--- YOUR TASK ---
Print the records below once again, exactly as they were given.

--- Dataset excerpts ---

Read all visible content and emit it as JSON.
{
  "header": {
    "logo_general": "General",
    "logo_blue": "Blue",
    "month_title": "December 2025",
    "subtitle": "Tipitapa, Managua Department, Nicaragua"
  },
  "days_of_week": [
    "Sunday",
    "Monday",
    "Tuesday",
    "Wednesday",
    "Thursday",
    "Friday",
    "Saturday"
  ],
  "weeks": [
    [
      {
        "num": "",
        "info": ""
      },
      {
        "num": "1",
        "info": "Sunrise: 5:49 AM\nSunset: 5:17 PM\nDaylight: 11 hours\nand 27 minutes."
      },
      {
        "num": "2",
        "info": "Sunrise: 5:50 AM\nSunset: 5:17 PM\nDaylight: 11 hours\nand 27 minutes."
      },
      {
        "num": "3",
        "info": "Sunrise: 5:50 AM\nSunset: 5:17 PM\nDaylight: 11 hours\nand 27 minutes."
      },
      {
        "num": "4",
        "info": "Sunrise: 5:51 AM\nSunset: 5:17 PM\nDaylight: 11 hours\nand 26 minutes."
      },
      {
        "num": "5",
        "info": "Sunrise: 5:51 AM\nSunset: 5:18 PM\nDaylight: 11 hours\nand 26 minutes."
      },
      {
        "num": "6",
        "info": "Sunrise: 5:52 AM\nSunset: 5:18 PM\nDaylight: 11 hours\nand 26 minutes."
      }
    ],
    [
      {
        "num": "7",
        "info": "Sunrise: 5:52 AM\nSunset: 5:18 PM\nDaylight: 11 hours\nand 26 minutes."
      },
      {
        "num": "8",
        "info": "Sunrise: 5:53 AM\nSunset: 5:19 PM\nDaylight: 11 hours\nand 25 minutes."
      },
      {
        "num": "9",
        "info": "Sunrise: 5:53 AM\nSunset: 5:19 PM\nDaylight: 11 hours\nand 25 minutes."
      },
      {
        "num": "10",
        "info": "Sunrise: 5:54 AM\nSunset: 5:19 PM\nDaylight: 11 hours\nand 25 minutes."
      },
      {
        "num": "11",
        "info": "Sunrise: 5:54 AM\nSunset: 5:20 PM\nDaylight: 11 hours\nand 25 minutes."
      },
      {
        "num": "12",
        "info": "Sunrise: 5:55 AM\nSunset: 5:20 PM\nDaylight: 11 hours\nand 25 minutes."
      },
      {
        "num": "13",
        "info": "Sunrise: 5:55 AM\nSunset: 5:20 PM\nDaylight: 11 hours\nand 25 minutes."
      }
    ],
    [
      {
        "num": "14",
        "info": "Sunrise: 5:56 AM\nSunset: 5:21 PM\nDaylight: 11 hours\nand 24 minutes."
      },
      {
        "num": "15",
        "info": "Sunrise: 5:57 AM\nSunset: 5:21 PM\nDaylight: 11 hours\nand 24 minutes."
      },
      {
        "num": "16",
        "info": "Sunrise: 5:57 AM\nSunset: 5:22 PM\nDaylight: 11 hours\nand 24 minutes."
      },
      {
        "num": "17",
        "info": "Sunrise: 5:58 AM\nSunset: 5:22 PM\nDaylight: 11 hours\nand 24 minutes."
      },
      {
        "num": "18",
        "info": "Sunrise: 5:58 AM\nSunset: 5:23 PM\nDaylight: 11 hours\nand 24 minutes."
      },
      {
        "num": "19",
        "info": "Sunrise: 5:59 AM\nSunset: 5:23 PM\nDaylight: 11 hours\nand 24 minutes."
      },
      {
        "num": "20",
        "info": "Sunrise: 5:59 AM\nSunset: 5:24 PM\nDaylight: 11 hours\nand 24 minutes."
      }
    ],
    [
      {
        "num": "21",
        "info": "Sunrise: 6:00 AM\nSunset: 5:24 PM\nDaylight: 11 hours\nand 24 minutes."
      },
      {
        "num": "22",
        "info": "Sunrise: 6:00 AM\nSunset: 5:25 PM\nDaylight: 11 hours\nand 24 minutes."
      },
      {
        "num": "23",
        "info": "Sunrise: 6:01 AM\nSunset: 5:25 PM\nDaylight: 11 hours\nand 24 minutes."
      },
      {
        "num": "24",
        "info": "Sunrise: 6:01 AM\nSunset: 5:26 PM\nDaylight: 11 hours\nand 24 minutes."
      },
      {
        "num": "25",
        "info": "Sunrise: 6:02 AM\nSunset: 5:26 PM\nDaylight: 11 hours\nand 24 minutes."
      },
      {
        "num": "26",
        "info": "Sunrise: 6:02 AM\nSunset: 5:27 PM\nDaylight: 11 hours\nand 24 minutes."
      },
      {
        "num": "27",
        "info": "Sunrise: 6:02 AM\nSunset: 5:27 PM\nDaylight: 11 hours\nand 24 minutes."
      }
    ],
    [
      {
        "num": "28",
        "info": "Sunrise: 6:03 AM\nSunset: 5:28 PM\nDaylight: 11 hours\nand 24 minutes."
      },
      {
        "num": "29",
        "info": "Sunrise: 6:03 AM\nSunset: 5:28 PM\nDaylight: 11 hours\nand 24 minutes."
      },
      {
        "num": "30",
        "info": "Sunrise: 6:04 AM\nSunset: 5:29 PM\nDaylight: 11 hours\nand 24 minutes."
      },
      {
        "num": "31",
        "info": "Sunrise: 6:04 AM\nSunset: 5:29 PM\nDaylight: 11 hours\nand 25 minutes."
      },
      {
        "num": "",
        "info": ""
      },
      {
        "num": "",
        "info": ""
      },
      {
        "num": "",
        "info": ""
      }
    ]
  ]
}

--- YOUR SOLUTION ---
Read all visible content and emit it as JSON.
{
  "header": {
    "logo_general": "General",
    "logo_blue": "Blue",
    "month_title": "December 2025",
    "subtitle": "Tipitapa, Managua Department, Nicaragua"
  },
  "days_of_week": [
    "Sunday",
    "Monday",
    "Tuesday",
    "Wednesday",
    "Thursday",
    "Friday",
    "Saturday"
  ],
  "weeks": [
    [
      {
        "num": "",
        "info": ""
      },
      {
        "num": "1",
        "info": "Sunrise: 5:49 AM\nSunset: 5:17 PM\nDaylight: 11 hours\nand 27 minutes."
      },
      {
        "num": "2",
        "info": "Sunrise: 5:50 AM\nSunset: 5:17 PM\nDaylight: 11 hours\nand 27 minutes."
      },
      {
        "num": "3",
        "info": "Sunrise: 5:50 AM\nSunset: 5:17 PM\nDaylight: 11 hours\nand 27 minutes."
      },
      {
        "num": "4",
        "info": "Sunrise: 5:51 AM\nSunset: 5:17 PM\nDaylight: 11 hours\nand 26 minutes."
      },
      {
        "num": "5",
        "info": "Sunrise: 5:51 AM\nSunset: 5:18 PM\nDaylight: 11 hours\nand 26 minutes."
      },
      {
        "num": "6",
        "info": "Sunrise: 5:52 AM\nSunset: 5:18 PM\nDaylight: 11 hours\nand 26 minutes."
      }
    ],
    [
      {
        "num": "7",
        "info": "Sunrise: 5:52 AM\nSunset: 5:18 PM\nDaylight: 11 hours\nand 26 minutes."
      },
      {
        "num": "8",
        "info": "Sunrise: 5:53 AM\nSunset: 5:19 PM\nDaylight: 11 hours\nand 25 minutes."
      },
      {
        "num": "9",
        "info": "Sunrise: 5:53 AM\nSunset: 5:19 PM\nDaylight: 11 hours\nand 25 minutes."
      },
      {
        "num": "10",
        "info": "Sunrise: 5:54 AM\nSunset: 5:19 PM\nDaylight: 11 hours\nand 25 minutes."
      },
      {
        "num": "11",
        "info": "Sunrise: 5:54 AM\nSunset: 5:20 PM\nDaylight: 11 hours\nand 25 minutes."
      },
      {
        "num": "12",
        "info": "Sunrise: 5:55 AM\nSunset: 5:20 PM\nDaylight: 11 hours\nand 25 minutes."
      },
      {
        "num": "13",
        "info": "Sunrise: 5:55 AM\nSunset: 5:20 PM\nDaylight: 11 hours\nand 25 minutes."
      }
    ],
    [
      {
        "num": "14",
        "info": "Sunrise: 5:56 AM\nSunset: 5:21 PM\nDaylight: 11 hours\nand 24 minutes."
      },
      {
        "num": "15",
        "info": "Sunrise: 5:57 AM\nSunset: 5:21 PM\nDaylight: 11 hours\nand 24 minutes."
      },
      {
        "num": "16",
        "info": "Sunrise: 5:57 AM\nSunset: 5:22 PM\nDaylight: 11 hours\nand 24 minutes."
      },
      {
        "num": "17",
        "info": "Sunrise: 5:58 AM\nSunset: 5:22 PM\nDaylight: 11 hours\nand 24 minutes."
      },
      {
        "num": "18",
        "info": "Sunrise: 5:58 AM\nSunset: 5:23 PM\nDaylight: 11 hours\nand 24 minutes."
      },
      {
        "num": "19",
        "info": "Sunrise: 5:59 AM\nSunset: 5:23 PM\nDaylight: 11 hours\nand 24 minutes."
      },
      {
        "num": "20",
        "info": "Sunrise: 5:59 AM\nSunset: 5:24 PM\nDaylight: 11 hours\nand 24 minutes."
      }
    ],
    [
      {
        "num": "21",
        "info": "Sunrise: 6:00 AM\nSunset: 5:24 PM\nDaylight: 11 hours\nand 24 minutes."
      },
      {
        "num": "22",
        "info": "Sunrise: 6:00 AM\nSunset: 5:25 PM\nDaylight: 11 hours\nand 24 minutes."
      },
      {
        "num": "23",
        "info": "Sunrise: 6:01 AM\nSunset: 5:25 PM\nDaylight: 11 hours\nand 24 minutes."
      },
      {
        "num": "24",
        "info": "Sunrise: 6:01 AM\nSunset: 5:26 PM\nDaylight: 11 hours\nand 24 minutes."
      },
      {
        "num": "25",
        "info": "Sunrise: 6:02 AM\nSunset: 5:26 PM\nDaylight: 11 hours\nand 24 minutes."
      },
      {
        "num": "26",
        "info": "Sunrise: 6:02 AM\nSunset: 5:27 PM\nDaylight: 11 hours\nand 24 minutes."
      },
      {
        "num": "27",
        "info": "Sunrise: 6:02 AM\nSunset: 5:27 PM\nDaylight: 11 hours\nand 24 minutes."
      }
    ],
    [
      {
        "num": "28",
        "info": "Sunrise: 6:03 AM\nSunset: 5:28 PM\nDaylight: 11 hours\nand 24 minutes."
      },
      {
        "num": "29",
        "info": "Sunrise: 6:03 AM\nSunset: 5:28 PM\nDaylight: 11 hours\nand 24 minutes."
      },
      {
        "num": "30",
        "info": "Sunrise: 6:04 AM\nSunset: 5:29 PM\nDaylight: 11 hours\nand 24 minutes."
      },
      {
        "num": "31",
        "info": "Sunrise: 6:04 AM\nSunset: 5:29 PM\nDaylight: 11 hours\nand 25 minutes."
      },
      {
        "num": "",
        "info": ""
      },
      {
        "num": "",
        "info": ""
      },
      {
        "num": "",
        "info": ""
      }
    ]
  ]
}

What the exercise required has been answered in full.